In the meantime, Do NOT fly in controlled airspace (around and above many airports) unless:
You are flying at a recreational flyer fixed site that has an agreement with the FAA (there are currently no fixed sites approved within 5 miles of the Chippewa Valley Regional Airport). The FAA has posted a list of approved sites (PDF) and has depicted them as blue dots on a map. Each fixed site is limited to the altitude shown on this map, which varies by location.
NOTE: Flight in controlled airspace is temporarily limited to these fixed fields. The FAA is upgrading the online system, known as LAANC (the Low Altitude Authorization and Notification Capability), so that recreational operations can get automated airspace authorizations to fly in controlled airspace. This system is currently only available for certified Part 107 drone pilots.
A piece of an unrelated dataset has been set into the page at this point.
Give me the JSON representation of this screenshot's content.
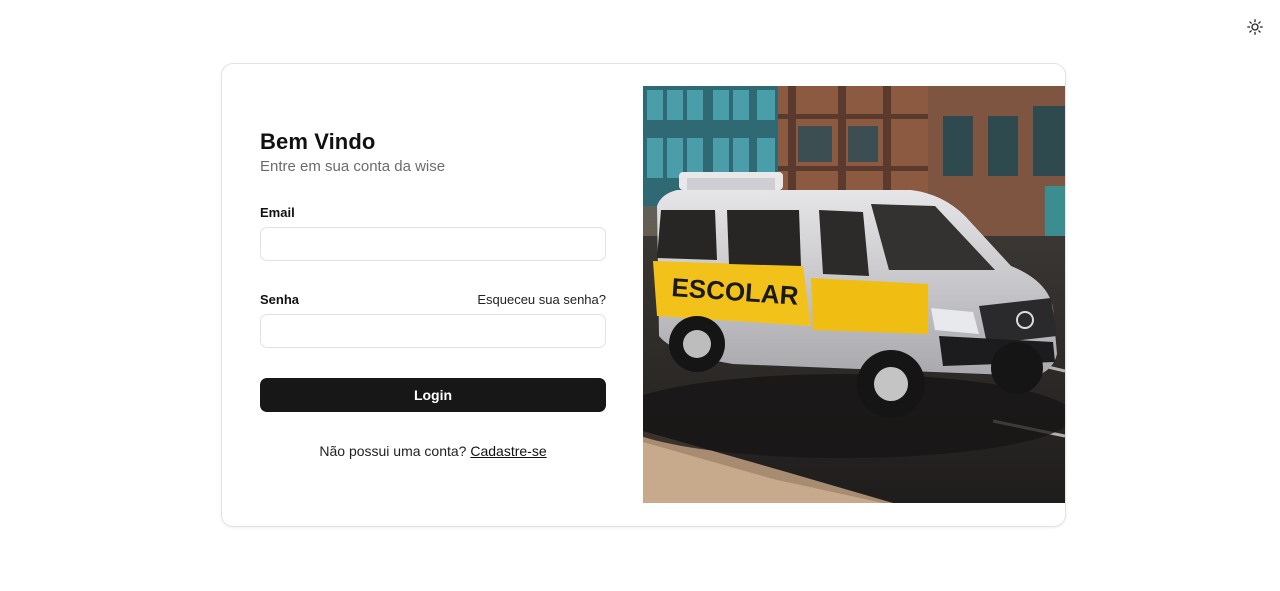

NOTE: If your organization is interested in establishing a letter of agreement for a fixed flying site, please contact us at firstname.lastname@example.org.
Part 107 Certified Pilots and/or Commercial Operators
If you have a small drone that is less than 55 pounds, you can fly for work or business by following Part 107 guidelines.
Under part 107, drone pilots planning to fly in controlled airspace must get permission from the FAA. You can submit requests for authorization to fly in controlled airspace near airports via the following two systems. LAANC is now available for requests to operate within EAU Class D Airspace for Part 107 operators!
For more information on flying under Part 107 operations visit https://www.faa.gov/uas/commercial_operators/.